** Opening Dataset content block **

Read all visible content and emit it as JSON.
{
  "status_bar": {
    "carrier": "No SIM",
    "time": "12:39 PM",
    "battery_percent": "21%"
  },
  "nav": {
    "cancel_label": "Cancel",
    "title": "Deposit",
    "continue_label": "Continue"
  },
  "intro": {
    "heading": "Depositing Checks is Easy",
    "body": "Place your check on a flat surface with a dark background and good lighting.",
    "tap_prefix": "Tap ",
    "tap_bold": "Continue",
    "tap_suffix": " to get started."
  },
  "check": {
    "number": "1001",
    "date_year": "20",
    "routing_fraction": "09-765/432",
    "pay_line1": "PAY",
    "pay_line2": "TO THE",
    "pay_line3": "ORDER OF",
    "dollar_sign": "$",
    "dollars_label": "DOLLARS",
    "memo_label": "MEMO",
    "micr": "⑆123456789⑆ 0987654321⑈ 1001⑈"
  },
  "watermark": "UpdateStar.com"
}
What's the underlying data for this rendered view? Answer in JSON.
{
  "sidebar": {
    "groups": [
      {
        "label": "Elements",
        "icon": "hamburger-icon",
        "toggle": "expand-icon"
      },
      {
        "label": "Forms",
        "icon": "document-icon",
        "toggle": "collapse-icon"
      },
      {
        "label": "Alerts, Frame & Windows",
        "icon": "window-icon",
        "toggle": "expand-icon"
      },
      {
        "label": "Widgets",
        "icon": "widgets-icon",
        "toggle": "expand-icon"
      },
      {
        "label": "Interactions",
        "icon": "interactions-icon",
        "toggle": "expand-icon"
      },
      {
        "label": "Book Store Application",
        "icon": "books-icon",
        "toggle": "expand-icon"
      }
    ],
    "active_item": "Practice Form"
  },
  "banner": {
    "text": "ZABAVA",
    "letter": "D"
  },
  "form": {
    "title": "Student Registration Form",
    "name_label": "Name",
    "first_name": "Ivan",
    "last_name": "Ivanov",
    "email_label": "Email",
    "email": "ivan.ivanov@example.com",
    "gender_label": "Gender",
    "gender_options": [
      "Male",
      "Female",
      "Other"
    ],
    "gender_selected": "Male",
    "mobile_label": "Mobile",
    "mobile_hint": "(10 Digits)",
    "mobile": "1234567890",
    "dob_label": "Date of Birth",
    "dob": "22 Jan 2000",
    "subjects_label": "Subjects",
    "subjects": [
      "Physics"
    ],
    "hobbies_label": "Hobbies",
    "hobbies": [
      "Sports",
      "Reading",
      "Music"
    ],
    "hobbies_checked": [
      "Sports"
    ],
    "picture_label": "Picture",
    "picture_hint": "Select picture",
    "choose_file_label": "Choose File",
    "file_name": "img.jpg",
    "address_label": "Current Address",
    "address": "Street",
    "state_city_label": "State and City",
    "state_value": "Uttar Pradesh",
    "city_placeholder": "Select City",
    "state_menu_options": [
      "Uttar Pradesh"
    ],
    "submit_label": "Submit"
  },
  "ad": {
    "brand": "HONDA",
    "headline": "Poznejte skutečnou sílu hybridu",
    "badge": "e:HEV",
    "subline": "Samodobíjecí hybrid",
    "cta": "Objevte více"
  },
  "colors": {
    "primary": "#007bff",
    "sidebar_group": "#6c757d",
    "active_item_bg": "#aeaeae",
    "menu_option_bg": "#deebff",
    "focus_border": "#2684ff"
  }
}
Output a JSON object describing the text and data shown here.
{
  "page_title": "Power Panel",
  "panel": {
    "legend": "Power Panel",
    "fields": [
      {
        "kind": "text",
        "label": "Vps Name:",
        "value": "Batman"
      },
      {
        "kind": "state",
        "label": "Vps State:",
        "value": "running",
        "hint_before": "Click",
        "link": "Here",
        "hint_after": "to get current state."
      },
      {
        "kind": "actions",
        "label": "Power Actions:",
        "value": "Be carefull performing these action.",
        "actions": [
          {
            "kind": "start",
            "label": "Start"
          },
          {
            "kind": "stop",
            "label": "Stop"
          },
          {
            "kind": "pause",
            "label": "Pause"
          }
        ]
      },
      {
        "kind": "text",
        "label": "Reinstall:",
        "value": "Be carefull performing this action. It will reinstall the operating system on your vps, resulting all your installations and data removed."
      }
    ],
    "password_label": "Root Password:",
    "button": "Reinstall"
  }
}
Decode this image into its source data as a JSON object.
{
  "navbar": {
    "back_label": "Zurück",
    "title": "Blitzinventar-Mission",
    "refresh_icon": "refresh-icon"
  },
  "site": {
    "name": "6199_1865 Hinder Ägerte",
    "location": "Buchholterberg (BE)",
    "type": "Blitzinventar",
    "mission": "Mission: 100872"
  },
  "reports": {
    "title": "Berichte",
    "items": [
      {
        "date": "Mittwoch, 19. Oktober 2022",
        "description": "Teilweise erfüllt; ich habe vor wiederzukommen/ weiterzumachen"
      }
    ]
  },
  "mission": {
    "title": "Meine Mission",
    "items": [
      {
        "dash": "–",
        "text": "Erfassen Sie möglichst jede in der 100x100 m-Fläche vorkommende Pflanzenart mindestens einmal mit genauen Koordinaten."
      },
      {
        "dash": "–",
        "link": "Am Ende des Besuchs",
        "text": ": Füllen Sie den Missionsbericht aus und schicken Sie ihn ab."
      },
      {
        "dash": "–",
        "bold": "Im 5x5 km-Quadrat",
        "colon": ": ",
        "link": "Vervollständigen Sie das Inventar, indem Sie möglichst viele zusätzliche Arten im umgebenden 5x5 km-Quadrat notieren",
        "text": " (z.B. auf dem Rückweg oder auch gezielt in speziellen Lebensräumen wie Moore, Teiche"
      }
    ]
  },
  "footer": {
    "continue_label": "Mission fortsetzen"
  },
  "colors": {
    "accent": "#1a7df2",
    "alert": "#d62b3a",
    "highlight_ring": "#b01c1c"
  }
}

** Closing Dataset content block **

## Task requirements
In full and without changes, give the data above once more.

## Solution to this exercise
Read all visible content and emit it as JSON.
{
  "status_bar": {
    "carrier": "No SIM",
    "time": "12:39 PM",
    "battery_percent": "21%"
  },
  "nav": {
    "cancel_label": "Cancel",
    "title": "Deposit",
    "continue_label": "Continue"
  },
  "intro": {
    "heading": "Depositing Checks is Easy",
    "body": "Place your check on a flat surface with a dark background and good lighting.",
    "tap_prefix": "Tap ",
    "tap_bold": "Continue",
    "tap_suffix": " to get started."
  },
  "check": {
    "number": "1001",
    "date_year": "20",
    "routing_fraction": "09-765/432",
    "pay_line1": "PAY",
    "pay_line2": "TO THE",
    "pay_line3": "ORDER OF",
    "dollar_sign": "$",
    "dollars_label": "DOLLARS",
    "memo_label": "MEMO",
    "micr": "⑆123456789⑆ 0987654321⑈ 1001⑈"
  },
  "watermark": "UpdateStar.com"
}
What's the underlying data for this rendered view? Answer in JSON.
{
  "sidebar": {
    "groups": [
      {
        "label": "Elements",
        "icon": "hamburger-icon",
        "toggle": "expand-icon"
      },
      {
        "label": "Forms",
        "icon": "document-icon",
        "toggle": "collapse-icon"
      },
      {
        "label": "Alerts, Frame & Windows",
        "icon": "window-icon",
        "toggle": "expand-icon"
      },
      {
        "label": "Widgets",
        "icon": "widgets-icon",
        "toggle": "expand-icon"
      },
      {
        "label": "Interactions",
        "icon": "interactions-icon",
        "toggle": "expand-icon"
      },
      {
        "label": "Book Store Application",
        "icon": "books-icon",
        "toggle": "expand-icon"
      }
    ],
    "active_item": "Practice Form"
  },
  "banner": {
    "text": "ZABAVA",
    "letter": "D"
  },
  "form": {
    "title": "Student Registration Form",
    "name_label": "Name",
    "first_name": "Ivan",
    "last_name": "Ivanov",
    "email_label": "Email",
    "email": "ivan.ivanov@example.com",
    "gender_label": "Gender",
    "gender_options": [
      "Male",
      "Female",
      "Other"
    ],
    "gender_selected": "Male",
    "mobile_label": "Mobile",
    "mobile_hint": "(10 Digits)",
    "mobile": "1234567890",
    "dob_label": "Date of Birth",
    "dob": "22 Jan 2000",
    "subjects_label": "Subjects",
    "subjects": [
      "Physics"
    ],
    "hobbies_label": "Hobbies",
    "hobbies": [
      "Sports",
      "Reading",
      "Music"
    ],
    "hobbies_checked": [
      "Sports"
    ],
    "picture_label": "Picture",
    "picture_hint": "Select picture",
    "choose_file_label": "Choose File",
    "file_name": "img.jpg",
    "address_label": "Current Address",
    "address": "Street",
    "state_city_label": "State and City",
    "state_value": "Uttar Pradesh",
    "city_placeholder": "Select City",
    "state_menu_options": [
      "Uttar Pradesh"
    ],
    "submit_label": "Submit"
  },
  "ad": {
    "brand": "HONDA",
    "headline": "Poznejte skutečnou sílu hybridu",
    "badge": "e:HEV",
    "subline": "Samodobíjecí hybrid",
    "cta": "Objevte více"
  },
  "colors": {
    "primary": "#007bff",
    "sidebar_group": "#6c757d",
    "active_item_bg": "#aeaeae",
    "menu_option_bg": "#deebff",
    "focus_border": "#2684ff"
  }
}
Output a JSON object describing the text and data shown here.
{
  "page_title": "Power Panel",
  "panel": {
    "legend": "Power Panel",
    "fields": [
      {
        "kind": "text",
        "label": "Vps Name:",
        "value": "Batman"
      },
      {
        "kind": "state",
        "label": "Vps State:",
        "value": "running",
        "hint_before": "Click",
        "link": "Here",
        "hint_after": "to get current state."
      },
      {
        "kind": "actions",
        "label": "Power Actions:",
        "value": "Be carefull performing these action.",
        "actions": [
          {
            "kind": "start",
            "label": "Start"
          },
          {
            "kind": "stop",
            "label": "Stop"
          },
          {
            "kind": "pause",
            "label": "Pause"
          }
        ]
      },
      {
        "kind": "text",
        "label": "Reinstall:",
        "value": "Be carefull performing this action. It will reinstall the operating system on your vps, resulting all your installations and data removed."
      }
    ],
    "password_label": "Root Password:",
    "button": "Reinstall"
  }
}
Decode this image into its source data as a JSON object.
{
  "navbar": {
    "back_label": "Zurück",
    "title": "Blitzinventar-Mission",
    "refresh_icon": "refresh-icon"
  },
  "site": {
    "name": "6199_1865 Hinder Ägerte",
    "location": "Buchholterberg (BE)",
    "type": "Blitzinventar",
    "mission": "Mission: 100872"
  },
  "reports": {
    "title": "Berichte",
    "items": [
      {
        "date": "Mittwoch, 19. Oktober 2022",
        "description": "Teilweise erfüllt; ich habe vor wiederzukommen/ weiterzumachen"
      }
    ]
  },
  "mission": {
    "title": "Meine Mission",
    "items": [
      {
        "dash": "–",
        "text": "Erfassen Sie möglichst jede in der 100x100 m-Fläche vorkommende Pflanzenart mindestens einmal mit genauen Koordinaten."
      },
      {
        "dash": "–",
        "link": "Am Ende des Besuchs",
        "text": ": Füllen Sie den Missionsbericht aus und schicken Sie ihn ab."
      },
      {
        "dash": "–",
        "bold": "Im 5x5 km-Quadrat",
        "colon": ": ",
        "link": "Vervollständigen Sie das Inventar, indem Sie möglichst viele zusätzliche Arten im umgebenden 5x5 km-Quadrat notieren",
        "text": " (z.B. auf dem Rückweg oder auch gezielt in speziellen Lebensräumen wie Moore, Teiche"
      }
    ]
  },
  "footer": {
    "continue_label": "Mission fortsetzen"
  },
  "colors": {
    "accent": "#1a7df2",
    "alert": "#d62b3a",
    "highlight_ring": "#b01c1c"
  }
}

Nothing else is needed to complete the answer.